The day included not only employer exhibitions but also a workshop from Sheri Wilkens of Wilkens Consulting Group, who came from Waterville to present. This was a packed room, including Bonita Pothier from Sen. Angus King’s staff. Questions addressed included: How do candidates in recovery fit your organizational culture? Does your management style suit a nontraditional employee? What can you do to manage risk?

Beth Schoch, a resume expert, provided free resume help for applicants and counseling on how to present yourself to a prospective employer. Tips included having a professional sounding email address (having the email “burningrubber2016” does not give a potential employer great confidence); and disclosing any criminal record early in the application process. If it’s going to come up later on a background check you should let your potential employer know. You may or may not get the job, but it is better to be up front. About 25 percent of all Americans have some kind of record, and today, many employers are willing to give people a second chance.

This really was a great day and I wish to thank the many partners who made it such a success. The WGAN Morning Show with Ken and Matt broadcasted live all morning, which really helped bring people in. Tulu Salon and Spa provided 28 free haircuts and makeovers to attendees who wanted to look their best. The Biddeford- Saco Chamber of Commerce and Industry was a key promotional partner. Many in recovery have no driver’s license, and ShuttleBus Zoom was on site to help work out transit routes. ThinkTank Coworking provided meeting space at no charge. Holy Donut is hiring, and also brought free donuts (yum!). Krispy Kreme joined us too, and Portland Pie Company provided more than 100 pizzas at a discount, so we were well fed. Groups/Recover Together (an intensive medication assisted treatment recovery company located on Main Street in Biddeford) exhibited. Engine, a Biddeford-based arts and education nonprofit, provided graphic design help. Paradigm Windows is hiring for its manufacturing lines and was the first headline sponsor. York County Shelter Programs is hiring medical professionals and exhibited as well. Without these amazing partners, we would not have been able to pull off this event.

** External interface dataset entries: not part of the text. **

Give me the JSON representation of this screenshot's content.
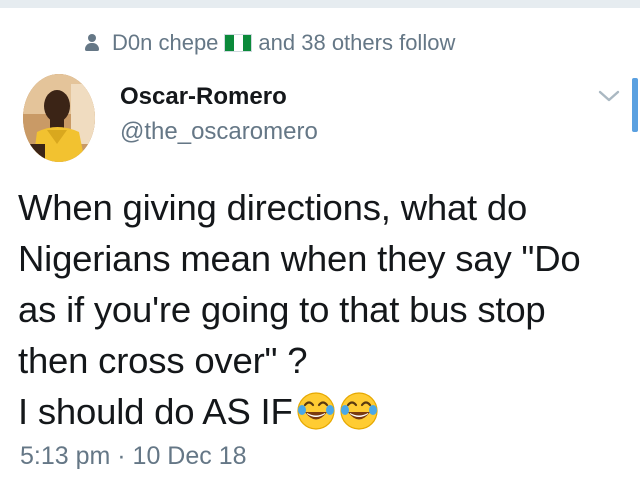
{
  "social_context": {
    "icon": "person-icon",
    "user": "D0n chepe",
    "flag": "nigeria-flag",
    "suffix": "and 38 others follow"
  },
  "author": {
    "display_name": "Oscar-Romero",
    "handle": "@the_oscaromero"
  },
  "tweet": {
    "lines": [
      "When giving directions, what do",
      "Nigerians mean when they say \"Do",
      "as if you're going to that bus stop",
      "then cross over\" ?",
      "I should do AS IF"
    ],
    "emojis": [
      "face-with-tears-of-joy",
      "face-with-tears-of-joy"
    ]
  },
  "timestamp": "5:13 pm · 10 Dec 18",
  "colors": {
    "secondary": "#657786",
    "text": "#14171a",
    "accent": "#5aa0e0",
    "flag_green": "#0b8a3a"
  }
}
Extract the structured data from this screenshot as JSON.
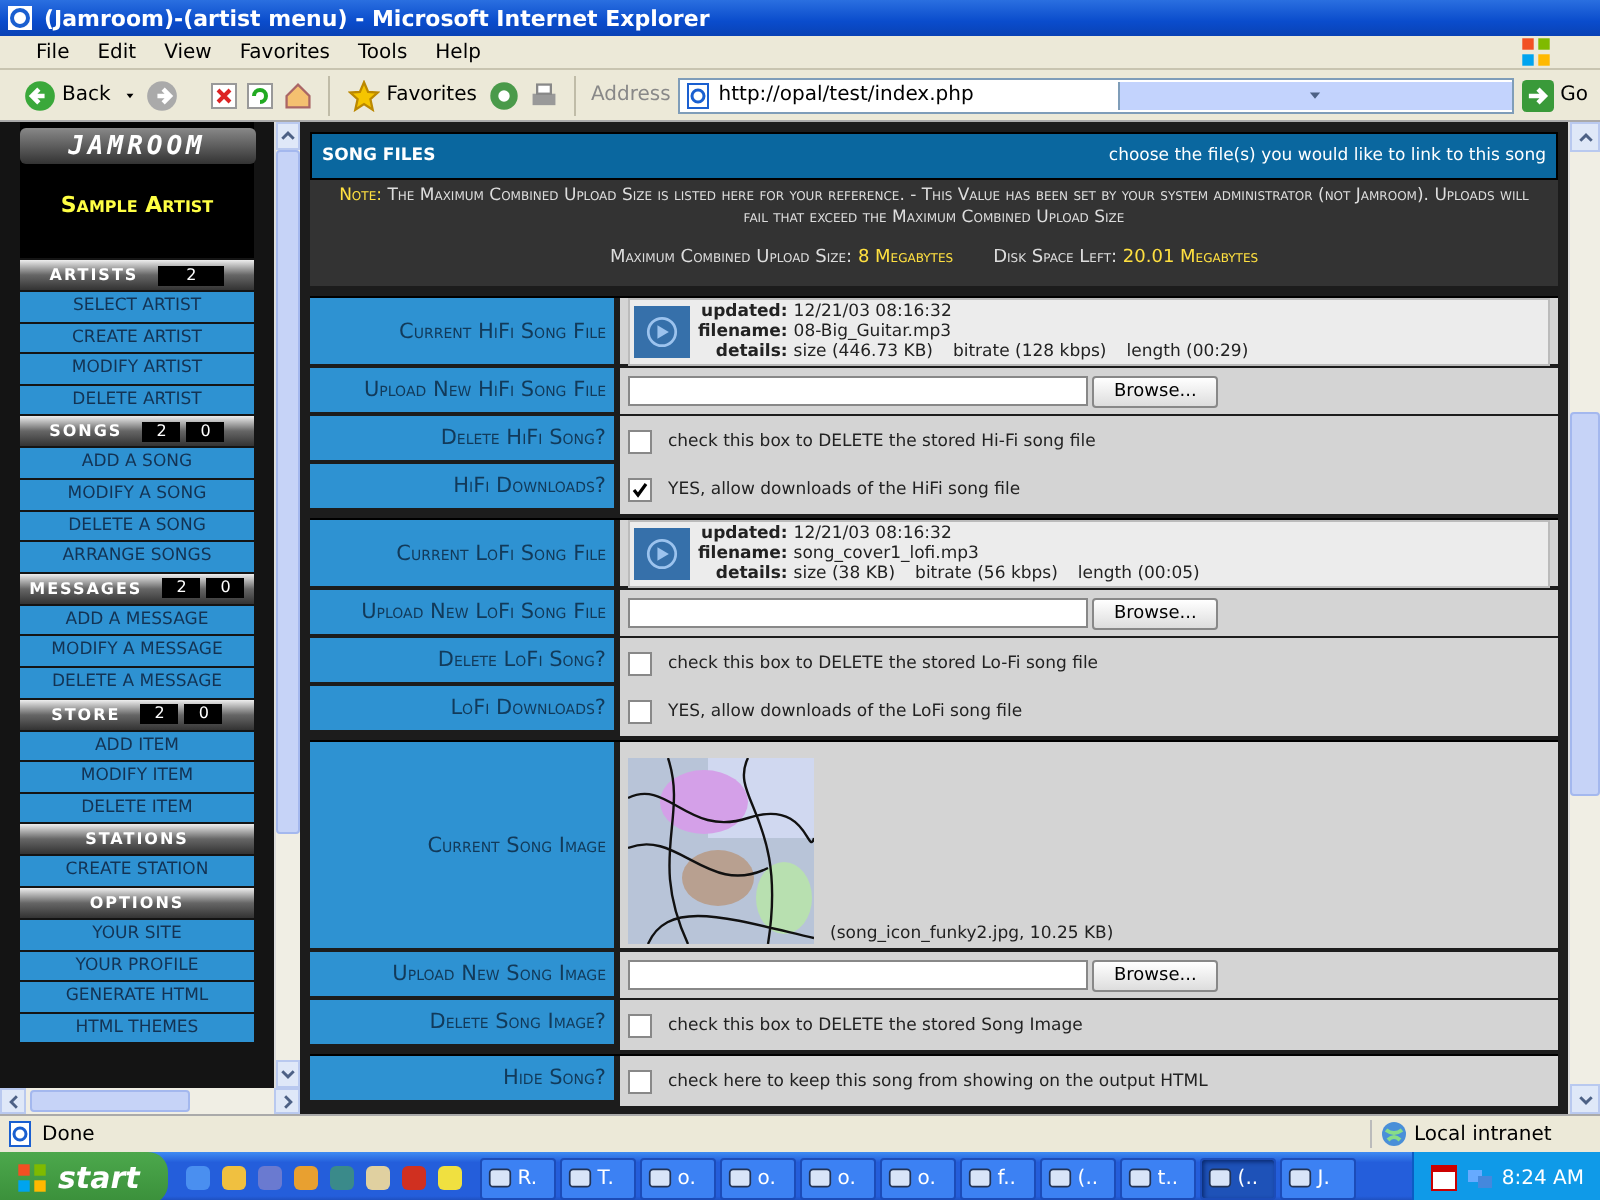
{
  "window": {
    "title": "(Jamroom)-(artist menu) - Microsoft Internet Explorer"
  },
  "menu": [
    "File",
    "Edit",
    "View",
    "Favorites",
    "Tools",
    "Help"
  ],
  "toolbar": {
    "back": "Back",
    "favorites": "Favorites",
    "address_label": "Address",
    "address": "http://opal/test/index.php",
    "go": "Go"
  },
  "sidebar": {
    "logo": "JAMROOM",
    "artist": "Sample Artist",
    "sections": [
      {
        "title": "ARTISTS",
        "counts": [
          "2"
        ],
        "items": [
          "SELECT ARTIST",
          "CREATE ARTIST",
          "MODIFY ARTIST",
          "DELETE ARTIST"
        ]
      },
      {
        "title": "SONGS",
        "counts": [
          "2",
          "0"
        ],
        "items": [
          "ADD A SONG",
          "MODIFY A SONG",
          "DELETE A SONG",
          "ARRANGE SONGS"
        ]
      },
      {
        "title": "MESSAGES",
        "counts": [
          "2",
          "0"
        ],
        "items": [
          "ADD A MESSAGE",
          "MODIFY A MESSAGE",
          "DELETE A MESSAGE"
        ]
      },
      {
        "title": "STORE",
        "counts": [
          "2",
          "0"
        ],
        "items": [
          "ADD ITEM",
          "MODIFY ITEM",
          "DELETE ITEM"
        ]
      },
      {
        "title": "STATIONS",
        "items": [
          "CREATE STATION"
        ]
      },
      {
        "title": "OPTIONS",
        "items": [
          "YOUR SITE",
          "YOUR PROFILE",
          "GENERATE HTML",
          "HTML THEMES"
        ]
      }
    ]
  },
  "song_files": {
    "title": "SONG FILES",
    "hint": "choose the file(s) you would like to link to this song",
    "note_label": "Note:",
    "note": "The Maximum Combined Upload Size is listed here for your reference. - This Value has been set by your system administrator (not Jamroom). Uploads will fail that exceed the Maximum Combined Upload Size",
    "max_label": "Maximum Combined Upload Size:",
    "max_value": "8 Megabytes",
    "disk_label": "Disk Space Left:",
    "disk_value": "20.01 Megabytes",
    "groups": [
      [
        {
          "kind": "file",
          "label": "Current HiFi Song File",
          "updated_label": "updated:",
          "updated": "12/21/03 08:16:32",
          "filename_label": "filename:",
          "filename": "08-Big_Guitar.mp3",
          "details_label": "details:",
          "details": [
            "size (446.73 KB)",
            "bitrate (128 kbps)",
            "length (00:29)"
          ]
        },
        {
          "kind": "upload",
          "label": "Upload New HiFi Song File",
          "button": "Browse..."
        },
        {
          "kind": "check",
          "label": "Delete HiFi Song?",
          "checked": false,
          "text": "check this box to DELETE the stored Hi-Fi song file"
        },
        {
          "kind": "check",
          "label": "HiFi Downloads?",
          "checked": true,
          "text": "YES, allow downloads of the HiFi song file"
        }
      ],
      [
        {
          "kind": "file",
          "label": "Current LoFi Song File",
          "updated_label": "updated:",
          "updated": "12/21/03 08:16:32",
          "filename_label": "filename:",
          "filename": "song_cover1_lofi.mp3",
          "details_label": "details:",
          "details": [
            "size (38 KB)",
            "bitrate (56 kbps)",
            "length (00:05)"
          ]
        },
        {
          "kind": "upload",
          "label": "Upload New LoFi Song File",
          "button": "Browse..."
        },
        {
          "kind": "check",
          "label": "Delete LoFi Song?",
          "checked": false,
          "text": "check this box to DELETE the stored Lo-Fi song file"
        },
        {
          "kind": "check",
          "label": "LoFi Downloads?",
          "checked": false,
          "text": "YES, allow downloads of the LoFi song file"
        }
      ],
      [
        {
          "kind": "image",
          "label": "Current Song Image",
          "caption": "(song_icon_funky2.jpg, 10.25 KB)"
        },
        {
          "kind": "upload",
          "label": "Upload New Song Image",
          "button": "Browse..."
        },
        {
          "kind": "check",
          "label": "Delete Song Image?",
          "checked": false,
          "text": "check this box to DELETE the stored Song Image"
        }
      ],
      [
        {
          "kind": "check",
          "label": "Hide Song?",
          "checked": false,
          "text": "check here to keep this song from showing on the output HTML"
        }
      ]
    ]
  },
  "status_bar": {
    "text": "Done",
    "zone": "Local intranet"
  },
  "taskbar": {
    "start": "start",
    "tasks": [
      {
        "label": "R.",
        "selected": false
      },
      {
        "label": "T.",
        "selected": false
      },
      {
        "label": "o.",
        "selected": false
      },
      {
        "label": "o.",
        "selected": false
      },
      {
        "label": "o.",
        "selected": false
      },
      {
        "label": "o.",
        "selected": false
      },
      {
        "label": "f..",
        "selected": false
      },
      {
        "label": "(..",
        "selected": false
      },
      {
        "label": "t..",
        "selected": false
      },
      {
        "label": "(..",
        "selected": true
      },
      {
        "label": "J.",
        "selected": false
      }
    ],
    "clock": "8:24 AM"
  }
}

As you can tell I am passionate about this topic and believe it is really a way to make a difference – a way to stop the cycle of substance use disorder. I’ll update you here in these pages about future events and in the meantime, I continue to make connections between jobseekers and employers. If I can do that for you, just email me at martin. grohman@legislature.maine.gov.